TASK ITEM -
Word for word, retype each record shown below.

Component data from apps and pages
= = = = = = =

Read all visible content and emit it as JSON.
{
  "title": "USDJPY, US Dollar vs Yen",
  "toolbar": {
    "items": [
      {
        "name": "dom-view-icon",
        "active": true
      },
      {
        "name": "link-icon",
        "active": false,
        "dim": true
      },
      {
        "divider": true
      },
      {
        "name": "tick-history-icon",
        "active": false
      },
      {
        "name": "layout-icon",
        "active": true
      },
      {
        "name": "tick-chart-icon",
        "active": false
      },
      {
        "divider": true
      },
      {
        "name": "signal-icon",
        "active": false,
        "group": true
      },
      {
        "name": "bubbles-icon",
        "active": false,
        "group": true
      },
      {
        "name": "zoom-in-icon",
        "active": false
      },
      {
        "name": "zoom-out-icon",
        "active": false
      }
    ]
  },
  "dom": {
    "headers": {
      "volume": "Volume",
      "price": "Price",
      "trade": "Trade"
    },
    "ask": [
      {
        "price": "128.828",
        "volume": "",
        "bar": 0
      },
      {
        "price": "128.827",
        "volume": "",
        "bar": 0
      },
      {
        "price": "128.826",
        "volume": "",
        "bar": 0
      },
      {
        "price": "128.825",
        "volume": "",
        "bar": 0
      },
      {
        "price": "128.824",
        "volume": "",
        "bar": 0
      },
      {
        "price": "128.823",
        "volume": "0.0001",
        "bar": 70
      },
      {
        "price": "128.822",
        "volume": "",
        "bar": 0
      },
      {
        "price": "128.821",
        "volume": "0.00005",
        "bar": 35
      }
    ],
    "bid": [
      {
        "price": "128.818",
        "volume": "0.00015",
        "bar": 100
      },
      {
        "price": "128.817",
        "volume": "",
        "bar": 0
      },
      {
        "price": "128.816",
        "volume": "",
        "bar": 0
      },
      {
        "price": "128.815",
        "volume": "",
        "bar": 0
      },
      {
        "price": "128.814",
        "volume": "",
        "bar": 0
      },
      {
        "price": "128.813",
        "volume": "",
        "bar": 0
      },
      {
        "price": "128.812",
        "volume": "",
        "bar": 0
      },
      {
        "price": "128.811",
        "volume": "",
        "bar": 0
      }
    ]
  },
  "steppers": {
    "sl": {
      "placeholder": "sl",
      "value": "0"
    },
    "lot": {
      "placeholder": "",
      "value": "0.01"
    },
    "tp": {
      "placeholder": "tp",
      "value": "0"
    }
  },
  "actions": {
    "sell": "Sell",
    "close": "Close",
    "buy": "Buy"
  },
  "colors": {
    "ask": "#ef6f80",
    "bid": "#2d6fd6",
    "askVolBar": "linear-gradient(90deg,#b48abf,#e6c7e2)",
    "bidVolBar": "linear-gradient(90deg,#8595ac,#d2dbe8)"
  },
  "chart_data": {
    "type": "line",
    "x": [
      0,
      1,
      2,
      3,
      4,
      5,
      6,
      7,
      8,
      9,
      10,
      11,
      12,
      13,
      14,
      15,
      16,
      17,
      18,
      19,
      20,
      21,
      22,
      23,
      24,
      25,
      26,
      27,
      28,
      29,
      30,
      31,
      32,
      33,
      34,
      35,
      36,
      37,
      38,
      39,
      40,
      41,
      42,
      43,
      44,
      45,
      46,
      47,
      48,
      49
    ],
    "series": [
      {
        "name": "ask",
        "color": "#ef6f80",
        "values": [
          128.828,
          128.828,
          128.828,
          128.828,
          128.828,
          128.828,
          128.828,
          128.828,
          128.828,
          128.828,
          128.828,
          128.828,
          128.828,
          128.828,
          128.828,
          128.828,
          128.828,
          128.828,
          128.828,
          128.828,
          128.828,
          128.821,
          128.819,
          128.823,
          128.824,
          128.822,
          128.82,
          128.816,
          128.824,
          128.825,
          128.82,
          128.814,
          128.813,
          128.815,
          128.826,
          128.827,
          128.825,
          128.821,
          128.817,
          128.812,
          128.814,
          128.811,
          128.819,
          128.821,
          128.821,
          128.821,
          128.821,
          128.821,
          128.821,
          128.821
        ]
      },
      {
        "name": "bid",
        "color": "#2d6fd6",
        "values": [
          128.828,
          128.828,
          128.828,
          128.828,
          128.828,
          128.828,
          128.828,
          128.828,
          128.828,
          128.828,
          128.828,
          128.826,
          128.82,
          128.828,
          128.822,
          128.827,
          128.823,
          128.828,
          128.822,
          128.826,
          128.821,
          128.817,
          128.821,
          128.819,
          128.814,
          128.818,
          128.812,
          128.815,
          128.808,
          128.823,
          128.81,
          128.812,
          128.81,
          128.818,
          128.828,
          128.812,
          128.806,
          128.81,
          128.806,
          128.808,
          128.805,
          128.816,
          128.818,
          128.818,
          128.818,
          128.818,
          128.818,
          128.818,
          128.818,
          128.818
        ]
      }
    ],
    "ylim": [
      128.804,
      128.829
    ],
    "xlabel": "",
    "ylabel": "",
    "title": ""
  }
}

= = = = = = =

TASK SOLUTION -
Read all visible content and emit it as JSON.
{
  "title": "USDJPY, US Dollar vs Yen",
  "toolbar": {
    "items": [
      {
        "name": "dom-view-icon",
        "active": true
      },
      {
        "name": "link-icon",
        "active": false,
        "dim": true
      },
      {
        "divider": true
      },
      {
        "name": "tick-history-icon",
        "active": false
      },
      {
        "name": "layout-icon",
        "active": true
      },
      {
        "name": "tick-chart-icon",
        "active": false
      },
      {
        "divider": true
      },
      {
        "name": "signal-icon",
        "active": false,
        "group": true
      },
      {
        "name": "bubbles-icon",
        "active": false,
        "group": true
      },
      {
        "name": "zoom-in-icon",
        "active": false
      },
      {
        "name": "zoom-out-icon",
        "active": false
      }
    ]
  },
  "dom": {
    "headers": {
      "volume": "Volume",
      "price": "Price",
      "trade": "Trade"
    },
    "ask": [
      {
        "price": "128.828",
        "volume": "",
        "bar": 0
      },
      {
        "price": "128.827",
        "volume": "",
        "bar": 0
      },
      {
        "price": "128.826",
        "volume": "",
        "bar": 0
      },
      {
        "price": "128.825",
        "volume": "",
        "bar": 0
      },
      {
        "price": "128.824",
        "volume": "",
        "bar": 0
      },
      {
        "price": "128.823",
        "volume": "0.0001",
        "bar": 70
      },
      {
        "price": "128.822",
        "volume": "",
        "bar": 0
      },
      {
        "price": "128.821",
        "volume": "0.00005",
        "bar": 35
      }
    ],
    "bid": [
      {
        "price": "128.818",
        "volume": "0.00015",
        "bar": 100
      },
      {
        "price": "128.817",
        "volume": "",
        "bar": 0
      },
      {
        "price": "128.816",
        "volume": "",
        "bar": 0
      },
      {
        "price": "128.815",
        "volume": "",
        "bar": 0
      },
      {
        "price": "128.814",
        "volume": "",
        "bar": 0
      },
      {
        "price": "128.813",
        "volume": "",
        "bar": 0
      },
      {
        "price": "128.812",
        "volume": "",
        "bar": 0
      },
      {
        "price": "128.811",
        "volume": "",
        "bar": 0
      }
    ]
  },
  "steppers": {
    "sl": {
      "placeholder": "sl",
      "value": "0"
    },
    "lot": {
      "placeholder": "",
      "value": "0.01"
    },
    "tp": {
      "placeholder": "tp",
      "value": "0"
    }
  },
  "actions": {
    "sell": "Sell",
    "close": "Close",
    "buy": "Buy"
  },
  "colors": {
    "ask": "#ef6f80",
    "bid": "#2d6fd6",
    "askVolBar": "linear-gradient(90deg,#b48abf,#e6c7e2)",
    "bidVolBar": "linear-gradient(90deg,#8595ac,#d2dbe8)"
  },
  "chart_data": {
    "type": "line",
    "x": [
      0,
      1,
      2,
      3,
      4,
      5,
      6,
      7,
      8,
      9,
      10,
      11,
      12,
      13,
      14,
      15,
      16,
      17,
      18,
      19,
      20,
      21,
      22,
      23,
      24,
      25,
      26,
      27,
      28,
      29,
      30,
      31,
      32,
      33,
      34,
      35,
      36,
      37,
      38,
      39,
      40,
      41,
      42,
      43,
      44,
      45,
      46,
      47,
      48,
      49
    ],
    "series": [
      {
        "name": "ask",
        "color": "#ef6f80",
        "values": [
          128.828,
          128.828,
          128.828,
          128.828,
          128.828,
          128.828,
          128.828,
          128.828,
          128.828,
          128.828,
          128.828,
          128.828,
          128.828,
          128.828,
          128.828,
          128.828,
          128.828,
          128.828,
          128.828,
          128.828,
          128.828,
          128.821,
          128.819,
          128.823,
          128.824,
          128.822,
          128.82,
          128.816,
          128.824,
          128.825,
          128.82,
          128.814,
          128.813,
          128.815,
          128.826,
          128.827,
          128.825,
          128.821,
          128.817,
          128.812,
          128.814,
          128.811,
          128.819,
          128.821,
          128.821,
          128.821,
          128.821,
          128.821,
          128.821,
          128.821
        ]
      },
      {
        "name": "bid",
        "color": "#2d6fd6",
        "values": [
          128.828,
          128.828,
          128.828,
          128.828,
          128.828,
          128.828,
          128.828,
          128.828,
          128.828,
          128.828,
          128.828,
          128.826,
          128.82,
          128.828,
          128.822,
          128.827,
          128.823,
          128.828,
          128.822,
          128.826,
          128.821,
          128.817,
          128.821,
          128.819,
          128.814,
          128.818,
          128.812,
          128.815,
          128.808,
          128.823,
          128.81,
          128.812,
          128.81,
          128.818,
          128.828,
          128.812,
          128.806,
          128.81,
          128.806,
          128.808,
          128.805,
          128.816,
          128.818,
          128.818,
          128.818,
          128.818,
          128.818,
          128.818,
          128.818,
          128.818
        ]
      }
    ],
    "ylim": [
      128.804,
      128.829
    ],
    "xlabel": "",
    "ylabel": "",
    "title": ""
  }
}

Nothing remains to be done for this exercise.